Much as I enjoy taking my own pictures, I’ve also come to love working on old ones. I spent a lot of time working with Derek on his second book, A Nazi in the Family.
We’ve had access to hundreds of family images, some of which have turned out to be of some historic importance. There are rare photos of life in Nazi Germany, and it’s unusual to find candid images of an SS family – we’ve got lots. It’s fascinating, and a huge privilege to work with them, but it’s been a pretty steep learning curve – and I’m not at the top by a long way yet.
The story of the restoration of these images
The pictures I take myself are composed of pixels. Derek’s family archive is of paper and emulsion, and it’s feeling its age. Most of the images have had a long and dramatic life of their own, and they are chipped, scratched and faded.
In a dedicated metal cabinet at my side, hundreds of these old photos are carefully stored in conservation-grade boxes and bags. In a small freezer, 110 fragile old negatives, similarly cocooned, are now as safe from degradation as I can make them. And I must leave them all undisturbed as much as possible, for the sake of their future.
To allow us to study the images and to share them through Derek’s book about his family, I’ve had to turn those images into pixels.
From paper to pixel
This is a skilled task in itself and it’s fiddly. I’ve scanned the images where I can but if that doesn’t produce a good enough result, an alternative is to take a photograph of them. As you can imagine, the originals must be handled with great care.
Now comes the long but exciting bit. I use Photoshop to digitally repair them, and it’s very effective – like a big electronic toolbox.

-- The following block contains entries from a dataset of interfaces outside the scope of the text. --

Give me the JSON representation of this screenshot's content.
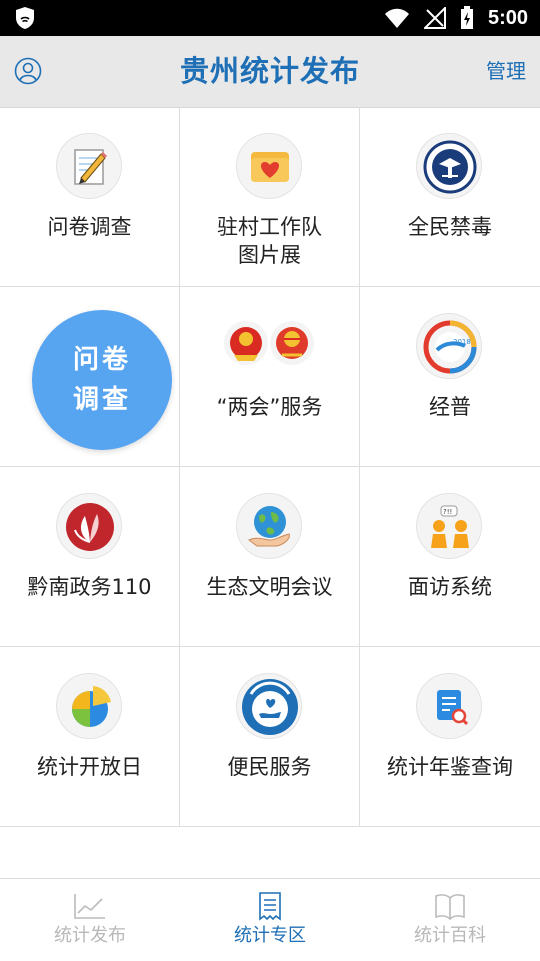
{
  "status_bar": {
    "time": "5:00"
  },
  "header": {
    "title": "贵州统计发布",
    "manage_label": "管理"
  },
  "grid": {
    "items": [
      {
        "label": "问卷调查",
        "icon": "pencil-notepad-icon"
      },
      {
        "label": "驻村工作队\n图片展",
        "icon": "heart-folder-icon"
      },
      {
        "label": "全民禁毒",
        "icon": "anti-drug-emblem-icon"
      },
      {
        "label": "",
        "icon": ""
      },
      {
        "label": "“两会”服务",
        "icon": "national-emblems-icon"
      },
      {
        "label": "经普",
        "icon": "census-2018-logo-icon"
      },
      {
        "label": "黔南政务110",
        "icon": "leaf-logo-icon"
      },
      {
        "label": "生态文明会议",
        "icon": "earth-hand-icon"
      },
      {
        "label": "面访系统",
        "icon": "interview-people-icon"
      },
      {
        "label": "统计开放日",
        "icon": "pie-chart-icon"
      },
      {
        "label": "便民服务",
        "icon": "service-heart-hand-icon"
      },
      {
        "label": "统计年鉴查询",
        "icon": "yearbook-search-icon"
      }
    ]
  },
  "floating_button": {
    "line1": "问卷",
    "line2": "调查"
  },
  "tabs": [
    {
      "label": "统计发布",
      "icon": "line-chart-icon",
      "active": false
    },
    {
      "label": "统计专区",
      "icon": "document-list-icon",
      "active": true
    },
    {
      "label": "统计百科",
      "icon": "open-book-icon",
      "active": false
    }
  ],
  "colors": {
    "accent": "#1e6fb5",
    "float_button": "#57a4f1",
    "header_bg": "#e8e8e8"
  }
}
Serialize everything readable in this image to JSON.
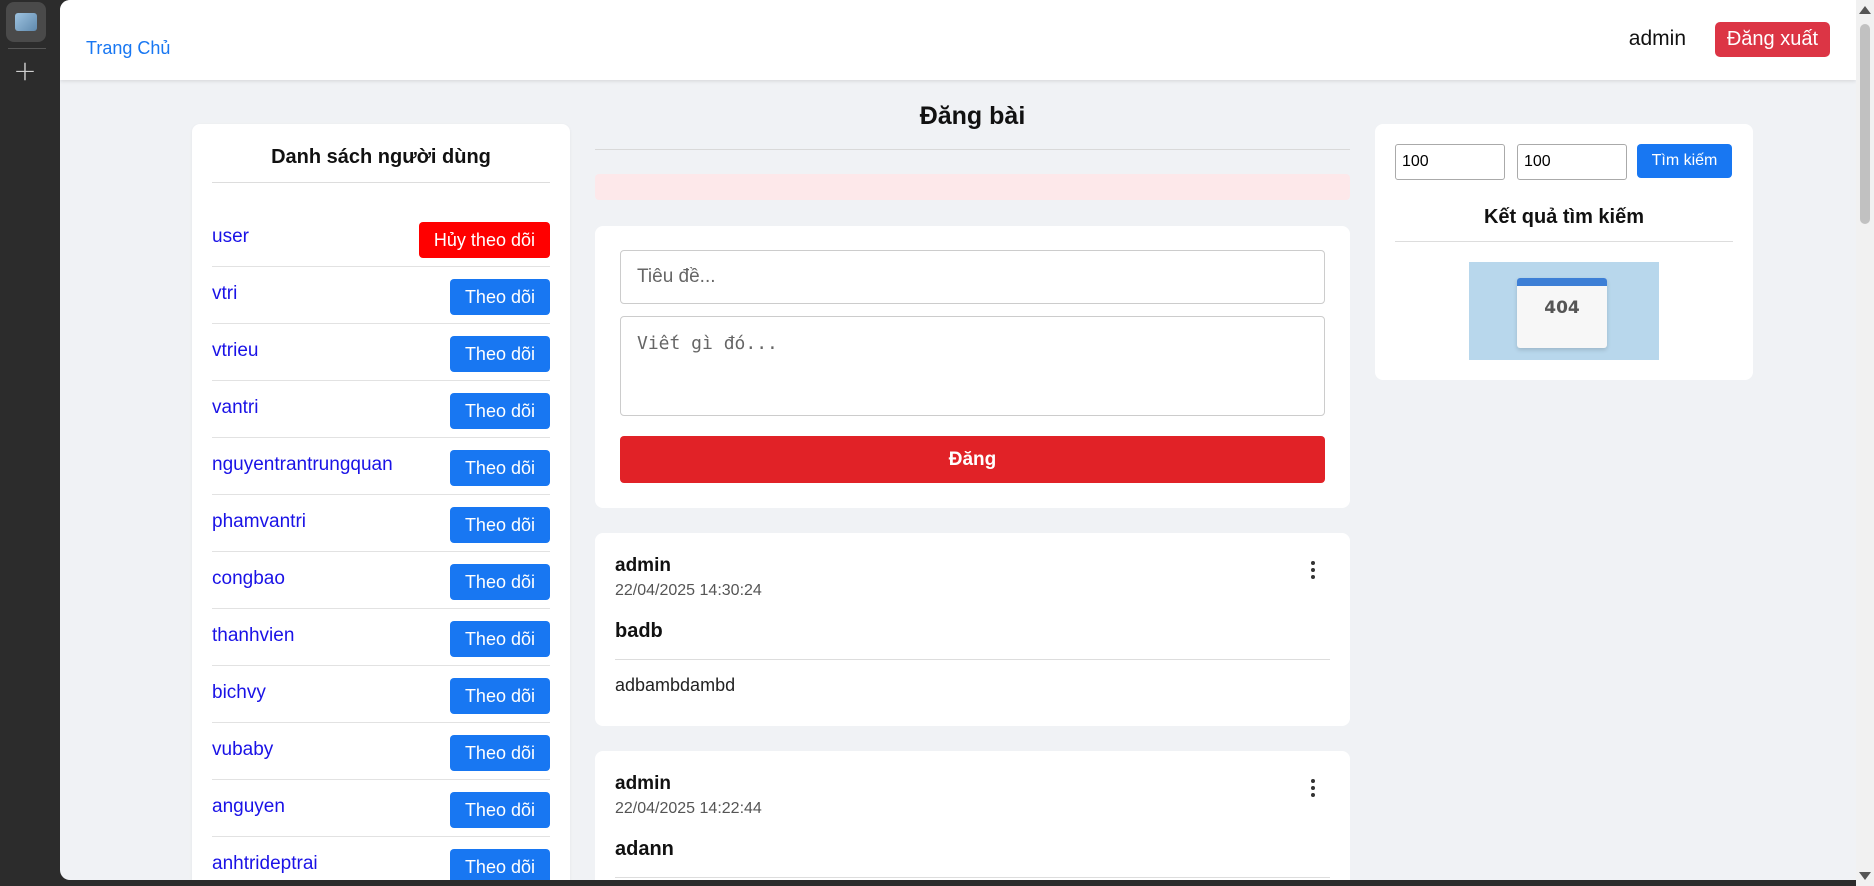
{
  "header": {
    "home_link": "Trang Chủ",
    "username": "admin",
    "logout_label": "Đăng xuất"
  },
  "users_panel": {
    "title": "Danh sách người dùng",
    "users": [
      {
        "name": "user",
        "action": "Hủy theo dõi"
      },
      {
        "name": "vtri",
        "action": "Theo dõi"
      },
      {
        "name": "vtrieu",
        "action": "Theo dõi"
      },
      {
        "name": "vantri",
        "action": "Theo dõi"
      },
      {
        "name": "nguyentrantrungquan",
        "action": "Theo dõi"
      },
      {
        "name": "phamvantri",
        "action": "Theo dõi"
      },
      {
        "name": "congbao",
        "action": "Theo dõi"
      },
      {
        "name": "thanhvien",
        "action": "Theo dõi"
      },
      {
        "name": "bichvy",
        "action": "Theo dõi"
      },
      {
        "name": "vubaby",
        "action": "Theo dõi"
      },
      {
        "name": "anguyen",
        "action": "Theo dõi"
      },
      {
        "name": "anhtrideptrai",
        "action": "Theo dõi"
      }
    ]
  },
  "compose": {
    "page_title": "Đăng bài",
    "title_placeholder": "Tiêu đề...",
    "body_placeholder": "Viết gì đó...",
    "submit_label": "Đăng"
  },
  "posts": [
    {
      "author": "admin",
      "time": "22/04/2025 14:30:24",
      "title": "badb",
      "body": "adbambdambd"
    },
    {
      "author": "admin",
      "time": "22/04/2025 14:22:44",
      "title": "adann",
      "body": ""
    }
  ],
  "search": {
    "value_a": "100",
    "value_b": "100",
    "button_label": "Tìm kiếm",
    "results_title": "Kết quả tìm kiếm",
    "result_image_text": "404"
  },
  "colors": {
    "accent": "#1877f2",
    "danger": "#dc3545",
    "unfollow": "#ff0000",
    "post_button": "#e12227"
  }
}
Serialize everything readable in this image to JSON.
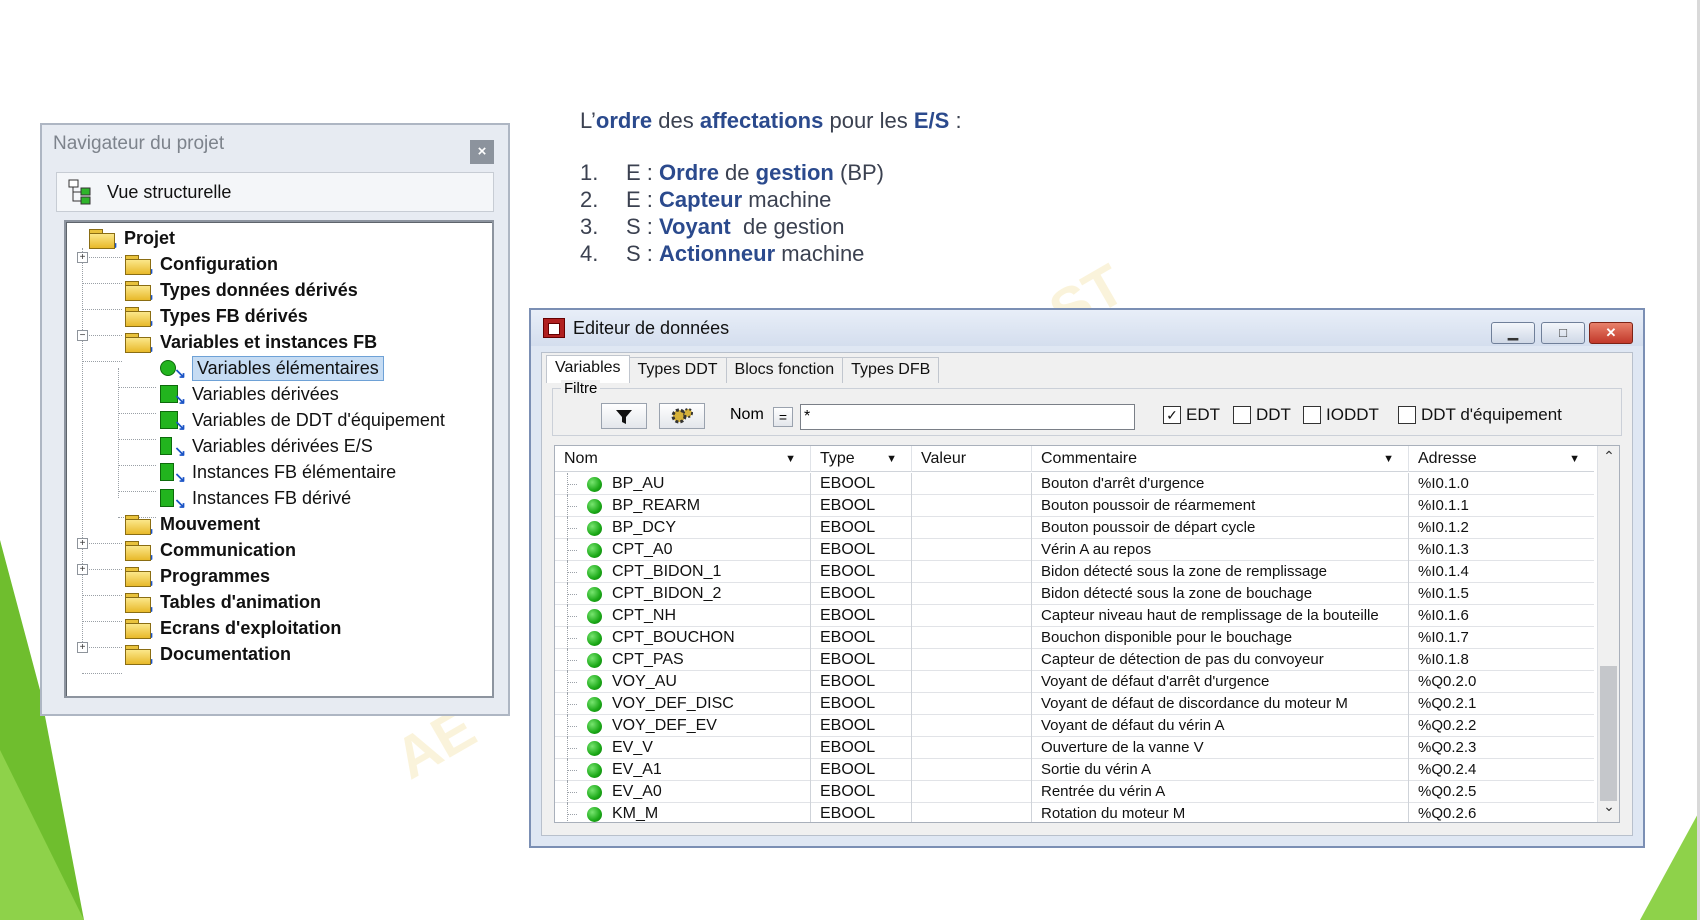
{
  "intro": {
    "heading": [
      "L’",
      "ordre",
      " des ",
      "affectations",
      " pour les ",
      "E/S",
      " :"
    ],
    "items": [
      {
        "num": "1.",
        "parts": [
          "E : ",
          "Ordre",
          " de ",
          "gestion",
          " (BP)"
        ]
      },
      {
        "num": "2.",
        "parts": [
          "E : ",
          "Capteur",
          " machine",
          "",
          ""
        ]
      },
      {
        "num": "3.",
        "parts": [
          "S : ",
          "Voyant",
          "  de gestion",
          "",
          ""
        ]
      },
      {
        "num": "4.",
        "parts": [
          "S : ",
          "Actionneur",
          " machine",
          "",
          ""
        ]
      }
    ]
  },
  "navigator": {
    "title": "Navigateur du projet",
    "close": "×",
    "view": "Vue structurelle",
    "tree": [
      {
        "label": "Projet",
        "bold": true
      },
      {
        "label": "Configuration",
        "bold": true
      },
      {
        "label": "Types données dérivés",
        "bold": true
      },
      {
        "label": "Types FB dérivés",
        "bold": true
      },
      {
        "label": "Variables et instances FB",
        "bold": true
      },
      {
        "label": "Variables élémentaires",
        "bold": false
      },
      {
        "label": "Variables dérivées",
        "bold": false
      },
      {
        "label": "Variables de DDT d'équipement",
        "bold": false
      },
      {
        "label": "Variables dérivées E/S",
        "bold": false
      },
      {
        "label": "Instances FB élémentaire",
        "bold": false
      },
      {
        "label": "Instances FB dérivé",
        "bold": false
      },
      {
        "label": "Mouvement",
        "bold": true
      },
      {
        "label": "Communication",
        "bold": true
      },
      {
        "label": "Programmes",
        "bold": true
      },
      {
        "label": "Tables d'animation",
        "bold": true
      },
      {
        "label": "Ecrans d'exploitation",
        "bold": true
      },
      {
        "label": "Documentation",
        "bold": true
      }
    ]
  },
  "editor": {
    "title": "Editeur de données",
    "tabs": [
      "Variables",
      "Types DDT",
      "Blocs fonction",
      "Types DFB"
    ],
    "filter_label": "Filtre",
    "name_label": "Nom",
    "equals": "=",
    "filter_value": "*",
    "checks": [
      {
        "label": "EDT",
        "checked": true
      },
      {
        "label": "DDT",
        "checked": false
      },
      {
        "label": "IODDT",
        "checked": false
      },
      {
        "label": "DDT d'équipement",
        "checked": false
      }
    ],
    "columns": [
      "Nom",
      "Type",
      "Valeur",
      "Commentaire",
      "Adresse"
    ],
    "rows": [
      {
        "name": "BP_AU",
        "type": "EBOOL",
        "value": "",
        "comment": "Bouton d'arrêt d'urgence",
        "address": "%I0.1.0"
      },
      {
        "name": "BP_REARM",
        "type": "EBOOL",
        "value": "",
        "comment": "Bouton poussoir de réarmement",
        "address": "%I0.1.1"
      },
      {
        "name": "BP_DCY",
        "type": "EBOOL",
        "value": "",
        "comment": "Bouton poussoir de départ cycle",
        "address": "%I0.1.2"
      },
      {
        "name": "CPT_A0",
        "type": "EBOOL",
        "value": "",
        "comment": "Vérin A au repos",
        "address": "%I0.1.3"
      },
      {
        "name": "CPT_BIDON_1",
        "type": "EBOOL",
        "value": "",
        "comment": "Bidon détecté sous la zone de remplissage",
        "address": "%I0.1.4"
      },
      {
        "name": "CPT_BIDON_2",
        "type": "EBOOL",
        "value": "",
        "comment": "Bidon détecté sous la zone de bouchage",
        "address": "%I0.1.5"
      },
      {
        "name": "CPT_NH",
        "type": "EBOOL",
        "value": "",
        "comment": "Capteur niveau haut de remplissage de la bouteille",
        "address": "%I0.1.6"
      },
      {
        "name": "CPT_BOUCHON",
        "type": "EBOOL",
        "value": "",
        "comment": "Bouchon disponible pour le bouchage",
        "address": "%I0.1.7"
      },
      {
        "name": "CPT_PAS",
        "type": "EBOOL",
        "value": "",
        "comment": "Capteur de détection de pas du convoyeur",
        "address": "%I0.1.8"
      },
      {
        "name": "VOY_AU",
        "type": "EBOOL",
        "value": "",
        "comment": "Voyant de défaut d'arrêt d'urgence",
        "address": "%Q0.2.0"
      },
      {
        "name": "VOY_DEF_DISC",
        "type": "EBOOL",
        "value": "",
        "comment": "Voyant de défaut de discordance du moteur M",
        "address": "%Q0.2.1"
      },
      {
        "name": "VOY_DEF_EV",
        "type": "EBOOL",
        "value": "",
        "comment": "Voyant de défaut du vérin A",
        "address": "%Q0.2.2"
      },
      {
        "name": "EV_V",
        "type": "EBOOL",
        "value": "",
        "comment": "Ouverture de la vanne V",
        "address": "%Q0.2.3"
      },
      {
        "name": "EV_A1",
        "type": "EBOOL",
        "value": "",
        "comment": "Sortie du vérin A",
        "address": "%Q0.2.4"
      },
      {
        "name": "EV_A0",
        "type": "EBOOL",
        "value": "",
        "comment": "Rentrée du vérin A",
        "address": "%Q0.2.5"
      },
      {
        "name": "KM_M",
        "type": "EBOOL",
        "value": "",
        "comment": "Rotation du moteur M",
        "address": "%Q0.2.6"
      }
    ]
  },
  "colors": {
    "accent_text": "#2b4a8d",
    "slide_green": "#6fbe2e",
    "selection": "#c6dcf3"
  }
}
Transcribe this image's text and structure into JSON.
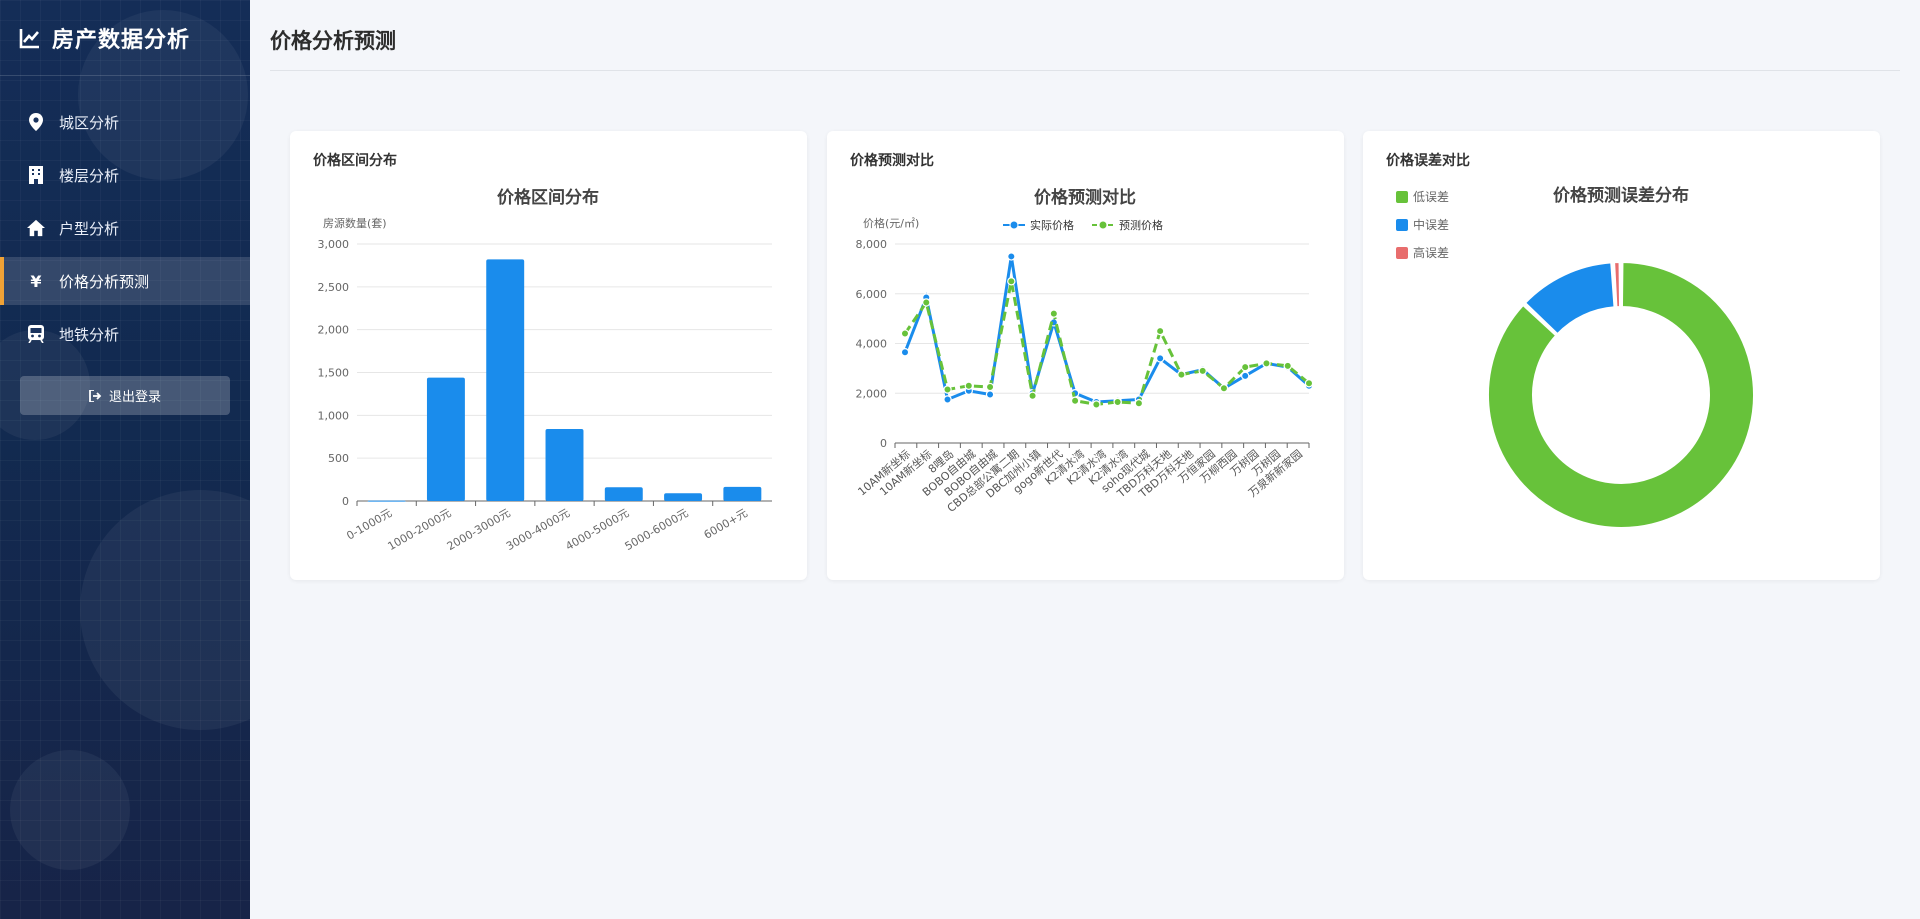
{
  "app": {
    "title": "房产数据分析",
    "brand_icon": "line-chart-icon"
  },
  "sidebar": {
    "items": [
      {
        "label": "城区分析",
        "icon": "map-marker-icon",
        "active": false
      },
      {
        "label": "楼层分析",
        "icon": "building-icon",
        "active": false
      },
      {
        "label": "户型分析",
        "icon": "home-icon",
        "active": false
      },
      {
        "label": "价格分析预测",
        "icon": "yen-icon",
        "active": true
      },
      {
        "label": "地铁分析",
        "icon": "subway-icon",
        "active": false
      }
    ],
    "logout_label": "退出登录"
  },
  "page": {
    "title": "价格分析预测"
  },
  "colors": {
    "accent": "#f0a236",
    "blue": "#1a8cec",
    "green": "#67c23a",
    "red": "#e86d6d"
  },
  "cards": {
    "distribution": {
      "title": "价格区间分布"
    },
    "prediction": {
      "title": "价格预测对比"
    },
    "error": {
      "title": "价格误差对比"
    }
  },
  "chart_data": [
    {
      "type": "bar",
      "title": "价格区间分布",
      "ylabel": "房源数量(套)",
      "xlabel": "",
      "categories": [
        "0-1000元",
        "1000-2000元",
        "2000-3000元",
        "3000-4000元",
        "4000-5000元",
        "5000-6000元",
        "6000+元"
      ],
      "values": [
        5,
        1440,
        2820,
        840,
        160,
        90,
        165
      ],
      "ylim": [
        0,
        3000
      ],
      "yticks": [
        "0",
        "500",
        "1,000",
        "1,500",
        "2,000",
        "2,500",
        "3,000"
      ],
      "grid": true,
      "color": "#1a8cec"
    },
    {
      "type": "line",
      "title": "价格预测对比",
      "ylabel": "价格(元/㎡)",
      "xlabel": "",
      "legend": "top-center",
      "categories": [
        "10AM新坐标",
        "10AM新坐标",
        "8哩岛",
        "BOBO自由城",
        "BOBO自由城",
        "CBD总部公寓二期",
        "DBC加州小镇",
        "gogo新世代",
        "K2清水湾",
        "K2清水湾",
        "K2清水湾",
        "soho现代城",
        "TBD万科天地",
        "TBD万科天地",
        "万恒家园",
        "万柳西园",
        "万树园",
        "万树园",
        "万泉新新家园"
      ],
      "ylim": [
        0,
        8000
      ],
      "yticks": [
        "0",
        "2,000",
        "4,000",
        "6,000",
        "8,000"
      ],
      "grid": true,
      "series": [
        {
          "name": "实际价格",
          "color": "#1a8cec",
          "values": [
            3650,
            5850,
            1750,
            2100,
            1950,
            7500,
            2000,
            4850,
            2000,
            1650,
            1700,
            1750,
            3400,
            2750,
            2950,
            2200,
            2700,
            3200,
            3050,
            2300
          ]
        },
        {
          "name": "预测价格",
          "color": "#67c23a",
          "values": [
            4400,
            5650,
            2150,
            2300,
            2250,
            6500,
            1900,
            5200,
            1700,
            1550,
            1650,
            1600,
            4500,
            2750,
            2900,
            2200,
            3050,
            3200,
            3100,
            2400
          ]
        }
      ]
    },
    {
      "type": "pie",
      "title": "价格预测误差分布",
      "legend": "top-left",
      "labels": [
        "低误差",
        "中误差",
        "高误差"
      ],
      "values": [
        87,
        12,
        1
      ],
      "colors": [
        "#67c23a",
        "#1a8cec",
        "#e86d6d"
      ]
    }
  ]
}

The aim is to restore the tone and clean up any scratches and spots without affecting the ‘truth’.
Nothing must be added or taken out that will change what you see in the image, and that means no cropping, except to neaten the edges. It’s a joy to see the old pictures gradually come back to life. It’s not possible to restore every one as new, but it’s usually possible to make them look better.
Below are some of the pictures, before and after restoration – click the arrows to see them all, and compare ‘before’ and ‘after’ (all images copyright Niemann family).
Looking through the window
When you look at a photograph, you’re looking through a window in time. You’re seeing what the photographer saw in that split second, however long ago it was.
The camera never lies, they say. Well, it’s sort of true. We can use the pictures to check and corroborate the things we’ve heard or read; for example, the uniforms expert at the Imperial War Museum very kindly looked over relevant pictures and confirmed who was wearing which uniform, and that was a great help.
Studying the images has allowed us to get to know the family in quite an intimate way – we see them in formal moments and when they are simply relaxing together. The pictures tell the story in those moments that the family chose to keep as photographs, so they must have mattered to them.
These fragile bits of paper and emulsion give us an invaluable and endlessly fascinating window into a time of such huge importance to the world.
Repairing and conserving the actual photograph, negative or film is a specialist job, and requires the services of a skilled conservator. In the UK, you can contact the Institute for Conservation (ICON), at www.icon.org.uk.
Books that I’ve found really helpful, and which have taught me so much, are:
Adobe Photoshop Restoration & Retouching (third edition). Katrin Eismann. New Riders, 2006
Digital Restoration from Start to Finish. Ctein. Focal Press, 2010.
A Guide to the Preventive Conservation of Photograph Collections. Bertrand Lavadrine. Getty Publications, 2003.